Most of the African states include ethnically and culturally distinct minority groups.The proposed panel will bring to the fore the question of the constitutional reform that is eligible to respond to issues of minorities and diversity in Africa.
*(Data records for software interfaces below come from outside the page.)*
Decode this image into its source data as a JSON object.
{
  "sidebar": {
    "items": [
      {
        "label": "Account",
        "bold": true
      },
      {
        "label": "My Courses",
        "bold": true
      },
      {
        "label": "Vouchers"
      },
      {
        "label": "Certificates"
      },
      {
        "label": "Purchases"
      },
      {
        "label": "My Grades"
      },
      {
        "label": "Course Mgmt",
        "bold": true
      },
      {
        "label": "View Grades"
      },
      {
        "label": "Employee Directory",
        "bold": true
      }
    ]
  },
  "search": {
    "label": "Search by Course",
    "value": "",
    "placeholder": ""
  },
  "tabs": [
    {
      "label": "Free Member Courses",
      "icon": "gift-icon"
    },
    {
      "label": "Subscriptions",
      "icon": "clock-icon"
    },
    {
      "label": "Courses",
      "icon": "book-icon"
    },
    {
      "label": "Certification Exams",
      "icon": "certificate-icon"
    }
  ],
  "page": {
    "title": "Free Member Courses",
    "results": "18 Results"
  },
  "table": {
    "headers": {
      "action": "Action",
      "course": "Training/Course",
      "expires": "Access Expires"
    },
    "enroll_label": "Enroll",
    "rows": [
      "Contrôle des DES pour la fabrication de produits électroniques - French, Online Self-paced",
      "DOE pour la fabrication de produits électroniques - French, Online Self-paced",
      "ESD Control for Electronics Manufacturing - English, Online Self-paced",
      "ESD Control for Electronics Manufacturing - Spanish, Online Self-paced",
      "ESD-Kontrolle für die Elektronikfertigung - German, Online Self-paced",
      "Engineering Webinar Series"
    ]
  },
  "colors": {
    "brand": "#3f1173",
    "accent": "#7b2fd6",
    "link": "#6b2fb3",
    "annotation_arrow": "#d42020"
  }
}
The decolonization project in Africa was basically aimed at removing the foreign rule. The people to whom the right of self-determination applied were strictly defined as populations with non-self governing status, within administrative borders established by the colonial powers. The principle of uti possidetis required the independent states that emerged from colonization to inherit the colonial borders unless the decision makers such as the United Nations agreed on the remarking of the international borders. The application of the principle of uti possidetis has created nation states with multi-ethnic compositions in most African countries. Most of the African states include ethnically and culturally distinct minority groups. The African Charter on Human and Peoples' Rights 1981 (the African Charter) does not include designated provisions on minority rights. The response of the central governments to the demands of minorities for autonomy in the post-colonial era is mostly characterized by mistrust and treating these claims as a threat to the integrity of the nation-state. The position of the African Commission regarding the minority issues is uneven. On one hand, the Commission is reluctant to deal with the tensions around minority issues across Africa, as it is a sensitive political issue. On the other hand, the Commission requires the member states to report on the implementation of the African Charter including protection of minority rights. The proposed panel will bring to the fore the question of the constitutional reform that is eligible to respond to issues of minorities and diversity in Africa.